Two friendships, measured in miles

Real Life



Some friendships illuminate the side streets of our lives. Over the past few years, as I've explored the terrain of middle age, I've shared some of my proudest moments with my running buddies.

I have longtime friends who run, and running companions who work in the same newsroom. But training and competing has also led me to know unusual and passionate people I might never have met outside of our sport.

One finish-line photo, now four years old, tells the story of the best in both categories: An old friend who became a running mate and a stranger who has become a friend.

As the starting gun sounded for the 2001 Marathon in the Parks, I felt a particular sense of mission. This marathon, run from Rockville to Bethesda, was advertised as perfect for runners trying to land a qualifying time to compete in the Boston Marathon.

That was my current mid-life obsession. So what if I'd never been athletic in elementary school? Or high school? Or college? Or after? So what if I had spent my entire adult life at a computer, writing about others' achievements and sometimes smoking as many as three packs of cigarettes a day?

I lived in America, the Land of Reinvention. With the encouragement and camaraderie of a longtime friend, "coach" Bob Hilson - who was running this marathon with me - I had advanced in merely two years from running my first 5K to completing two marathons.

Now I was thinking about my marathon time.

And I was thinking: Four hours.

That year, completing a 26.2-mile course in four hours earned a 50-year-old woman a place at the running world's most prestigious starting line.

Bob was there to help me achieve it. The first three hours flew by, mostly a blur, dangerously ahead of schedule. Then pain caught up with us. Wooden thoughts and cement legs. A smothering curtain of fatigue. We had chosen a pace that was too ambitious at the start and now we were paying the price.

The last two miles of the race weren't pretty.

While many runners whom we had passed now left us behind, Bob remained firm that I would make my goal. I just kept plodding. Our family and friends, waiting near the finish line, watched the clock change from 3:56 to 3:57 to 3:58.

Suddenly they saw us, staggering toward them, and they began to yell. Bob reached back to pull me along.

Instead, I tripped and fell. I was 100 feet from the finish line. Bob bent down and helped me to my feet. Then, out of nowhere, a young man in an "I Love New York" T-shirt took my other arm.

Together, the three of us crossed the finish line at 3:59:55.

I was Boston-bound.

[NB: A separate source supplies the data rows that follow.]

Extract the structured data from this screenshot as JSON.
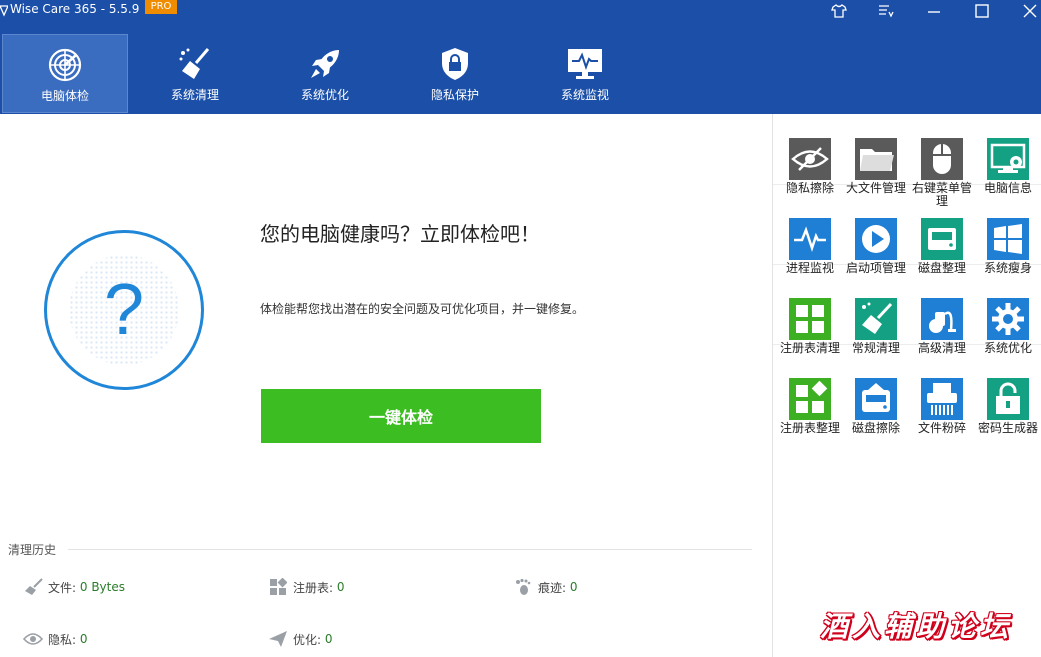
{
  "window": {
    "title": "Wise Care 365 - 5.5.9",
    "badge": "PRO"
  },
  "nav": {
    "tabs": [
      {
        "label": "电脑体检",
        "icon": "radar-icon",
        "active": true
      },
      {
        "label": "系统清理",
        "icon": "broom-icon",
        "active": false
      },
      {
        "label": "系统优化",
        "icon": "rocket-icon",
        "active": false
      },
      {
        "label": "隐私保护",
        "icon": "shield-lock-icon",
        "active": false
      },
      {
        "label": "系统监视",
        "icon": "monitor-pulse-icon",
        "active": false
      }
    ]
  },
  "main": {
    "headline": "您的电脑健康吗？立即体检吧！",
    "subtext": "体检能帮您找出潜在的安全问题及可优化项目，并一键修复。",
    "check_button": "一键体检",
    "status_symbol": "?"
  },
  "history": {
    "title": "清理历史",
    "items": [
      {
        "label": "文件:",
        "value": "0 Bytes",
        "icon": "broom-icon"
      },
      {
        "label": "注册表:",
        "value": "0",
        "icon": "blocks-icon"
      },
      {
        "label": "痕迹:",
        "value": "0",
        "icon": "footprint-icon"
      },
      {
        "label": "隐私:",
        "value": "0",
        "icon": "eye-icon"
      },
      {
        "label": "优化:",
        "value": "0",
        "icon": "paper-plane-icon"
      }
    ]
  },
  "tools": [
    {
      "label": "隐私擦除",
      "icon": "eye-slash-icon",
      "color": "#5a5a5a"
    },
    {
      "label": "大文件管理",
      "icon": "folder-icon",
      "color": "#5a5a5a"
    },
    {
      "label": "右键菜单管理",
      "icon": "mouse-icon",
      "color": "#5a5a5a"
    },
    {
      "label": "电脑信息",
      "icon": "monitor-gear-icon",
      "color": "#14a083"
    },
    {
      "label": "进程监视",
      "icon": "pulse-icon",
      "color": "#1e7fd4"
    },
    {
      "label": "启动项管理",
      "icon": "play-icon",
      "color": "#1e7fd4"
    },
    {
      "label": "磁盘整理",
      "icon": "disk-icon",
      "color": "#14a083"
    },
    {
      "label": "系统瘦身",
      "icon": "windows-icon",
      "color": "#1e7fd4"
    },
    {
      "label": "注册表清理",
      "icon": "grid-icon",
      "color": "#3cb022"
    },
    {
      "label": "常规清理",
      "icon": "broom-icon",
      "color": "#14a083"
    },
    {
      "label": "高级清理",
      "icon": "vacuum-icon",
      "color": "#1e7fd4"
    },
    {
      "label": "系统优化",
      "icon": "gear-icon",
      "color": "#1e7fd4"
    },
    {
      "label": "注册表整理",
      "icon": "grid-diamond-icon",
      "color": "#3cb022"
    },
    {
      "label": "磁盘擦除",
      "icon": "disk-eraser-icon",
      "color": "#1e7fd4"
    },
    {
      "label": "文件粉碎",
      "icon": "shredder-icon",
      "color": "#1e7fd4"
    },
    {
      "label": "密码生成器",
      "icon": "padlock-icon",
      "color": "#14a083"
    }
  ],
  "watermark": "酒入辅助论坛"
}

Being overwhelmed, I instantly forgot the name of the stranger who had played a major role in my personal victory. Being a reporter, I looked up the name and hometown of the man who registered my same finish time, then tracked him down to deliver a more lengthy and appropriate thanks.

It turned out that Marathon in the Parks was Dave Antonacci's first marathon, that he grew up in Long Island and that he had a high-tech statistical job that I'd never understand unless I'd had a few drinks. He was also crazy about a woman named Kristi - and worried he might get hooked on marathons. He was right about that. He ran his second only six days later, while I was still doing my best to avoid stairs.

I reminded myself that Dave was 31 - and that I wasn't. In the end, though, the only numbers that runners care about are the ones on their watches.

Since then, Dave and I have crossed paths at other marathons, keeping one another well informed of our training techniques as well as other items of interest. (For instance, Dave married his sweetheart and they are expecting their first child. Most important, he qualified for Boston '06 with a 3:11 marathon.)

I caught up with him three weeks ago when we both ran the Steamtown Marathon in Scranton, Pa. - his 21st marathon, my 12th. We had important business to discuss: whether Kristi could watch him run his first Boston and still tend to an infant, and whether my husband and daughter, who had been there before, could look at colleges while I trudged toward Heartbreak Hill.

Dave had calculated that Steamtown was the fourth marathon we'd actually run in together - although never again at the same pace. Before the race, he programmed my cell phone with his cell's number so that I could find him later for a congratulations if we missed one another at the finish line. We didn't.

Now I'm saving the number for our fifth race: Boston.

Baltimore Sun Articles
Please note the green-lined linked article text has been applied commercially without any involvement from our newsroom editors, reporters or any other editorial staff.